This determination also had a strong influence over regulation over the long-term. In the spring of 1978, municipalities, trade unions, and environmental associations in Brittany filed a civil case, and also took legal action against Amoco in Chicago. In June 1980 they established a Syndicat mixte de protection et de conservation du littoral nord-ouest de la Bretagne (Joint Association for the Protection and Conservation of the Northwest Brittany Coast). The plaintiffs won on appeal after 14 years of proceedings. Standard Oil of Indiana was ordered to pay 225 million francs to the Syndicat mixte, and over one billion francs to the French government. For the first time, an oil company had to compensate its victims. Also for the first time, the notion of “environmental harm” was emphasized in a trial of this scope, even though it was not ultimately applied in the case (it would be in the trial after the Exxon Valdez oil spill in Alaska in 1989).
The French government also implemented a series of measures to prevent such disasters from happening again. In 1979, the Centre de documentation, de recherche et d’expérimentations sur les pollutions accidentelles des eaux (CEDRE, Centre of Documentation, Research, and Experimentation on Accidental Water Pollution) was created in Brest to provide permanent technical monitoring, as well as operational advice in emergency situations. A new POLMAR (Maritime Pollution) plan was also put in place. A navigation lane for ships transporting dangerous goods was created off the coast of Ouessant, requiring oil tankers to pass 50 km away from the coast.
Erika sank off the coast of southern Brittany on December 12, 1999. It was transporting 31,000 tons of heavy fuel oil, with the pollution affecting the coastline from Finistère to Charente-Maritime. Beginning in late December, volunteers organized to clean up beaches and save birds.
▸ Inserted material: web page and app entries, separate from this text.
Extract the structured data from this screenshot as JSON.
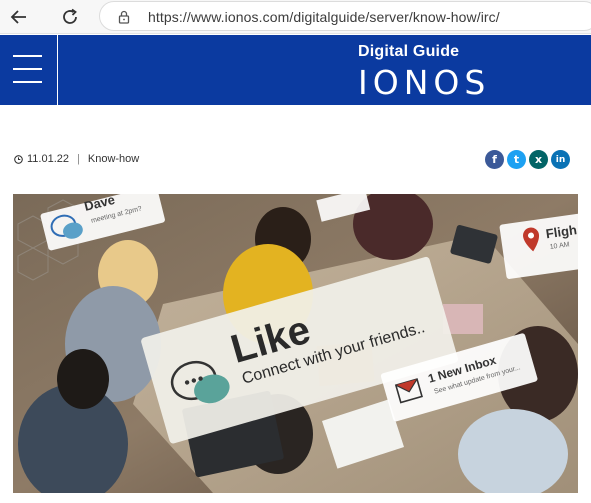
{
  "browser": {
    "url": "https://www.ionos.com/digitalguide/server/know-how/irc/"
  },
  "header": {
    "brand_top": "Digital Guide",
    "brand_logo": "IONOS"
  },
  "article": {
    "date": "11.01.22",
    "category": "Know-how"
  },
  "share": [
    {
      "name": "facebook",
      "glyph": "f"
    },
    {
      "name": "twitter",
      "glyph": "t"
    },
    {
      "name": "xing",
      "glyph": "x"
    },
    {
      "name": "linkedin",
      "glyph": "in"
    }
  ],
  "hero": {
    "card_main_title": "Like",
    "card_main_sub": "Connect with your friends..",
    "card_left_name": "Dave",
    "card_left_sub": "meeting at 2pm?",
    "card_right_title": "Fligh",
    "card_right_sub": "10 AM",
    "card_inbox_title": "1 New Inbox",
    "card_inbox_sub": "See what update from your..."
  },
  "colors": {
    "brand_blue": "#0b3aa0",
    "facebook": "#3b5998",
    "twitter": "#1da1f2",
    "xing": "#026466",
    "linkedin": "#0a72b5"
  }
}
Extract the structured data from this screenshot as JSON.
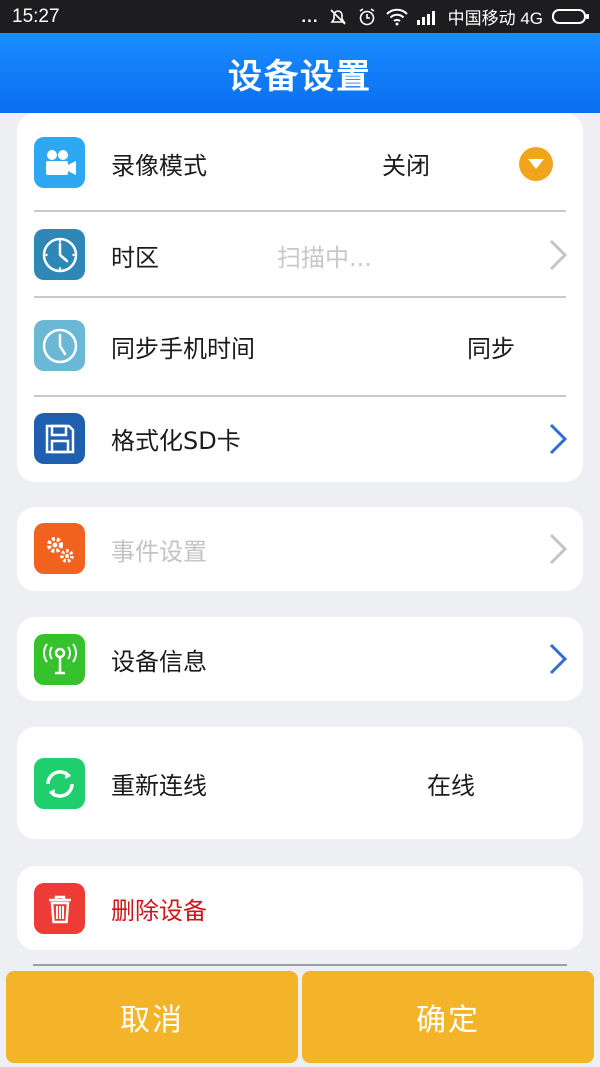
{
  "status_bar": {
    "time": "15:27",
    "dots": "...",
    "carrier": "中国移动 4G",
    "icons": [
      "notification-off-icon",
      "alarm-icon",
      "wifi-icon",
      "signal-icon",
      "battery-icon"
    ]
  },
  "header": {
    "title": "设备设置"
  },
  "settings": {
    "record_mode": {
      "label": "录像模式",
      "value": "关闭",
      "icon": "video-camera-icon",
      "icon_color": "#2fa8f2"
    },
    "timezone": {
      "label": "时区",
      "value": "扫描中...",
      "icon": "clock-icon",
      "icon_color": "#2f87b8"
    },
    "sync_time": {
      "label": "同步手机时间",
      "value": "同步",
      "icon": "clock-icon",
      "icon_color": "#6ab7d6"
    },
    "format_sd": {
      "label": "格式化SD卡",
      "icon": "floppy-disk-icon",
      "icon_color": "#1f5fb0"
    },
    "event_settings": {
      "label": "事件设置",
      "icon": "gears-icon",
      "icon_color": "#f2621f"
    },
    "device_info": {
      "label": "设备信息",
      "icon": "antenna-icon",
      "icon_color": "#35c22c"
    },
    "reconnect": {
      "label": "重新连线",
      "value": "在线",
      "icon": "refresh-icon",
      "icon_color": "#1fcf6e"
    },
    "delete_device": {
      "label": "删除设备",
      "icon": "trash-icon",
      "icon_color": "#ef3b36",
      "label_color": "#d0161b"
    }
  },
  "buttons": {
    "cancel": "取消",
    "confirm": "确定"
  },
  "colors": {
    "accent": "#1a8cff",
    "button": "#f3b42a",
    "dropdown": "#f0a51c",
    "arrow_active": "#2f6fd0",
    "arrow_disabled": "#c5c5c8"
  }
}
More protest-oriented groups organized in numerous cities and quickly coordinated efforts connected to the oil spill; this included activities such as gathering 20-40,000 individuals in Nantes on February 5, 2000.
After a months-long trial in 2007, the Tribunal Correctionnel de Paris (Paris Criminal Court) found the Total company, ship-owner Giuseppe Savarese, manager Antonio Pollara, and the ship-certification company RINA guilty of the crime of marine pollution, ordering them to jointly pay 192 million euros in damages to plaintiffs (the French state, local governments, and environmental protection associations). The ruling recognized environmental harm for the first time in France. This sentence was confirmed on September 25, 2012, by the Cour de Cassation (French Supreme Court), which validated the jurisprudential principle of environmental harm.
While the reactions were less obvious than for the Torrey Canyon and Amoco Cadiz spills, except for the fact that a new generation was affected, the regulatory impact was once again fundamental and direct. The sinking of the Erika, followed by that of the Prestige off the coast of Galicia in November 2002, prompted France, the European Union, and the International Maritime Organization to bolster their legal arsenal. Between 2000 and 2009 the European Union adopted three “Erika packages,” legislation to combat maritime disasters by expanding control over both ships and compensation for victims.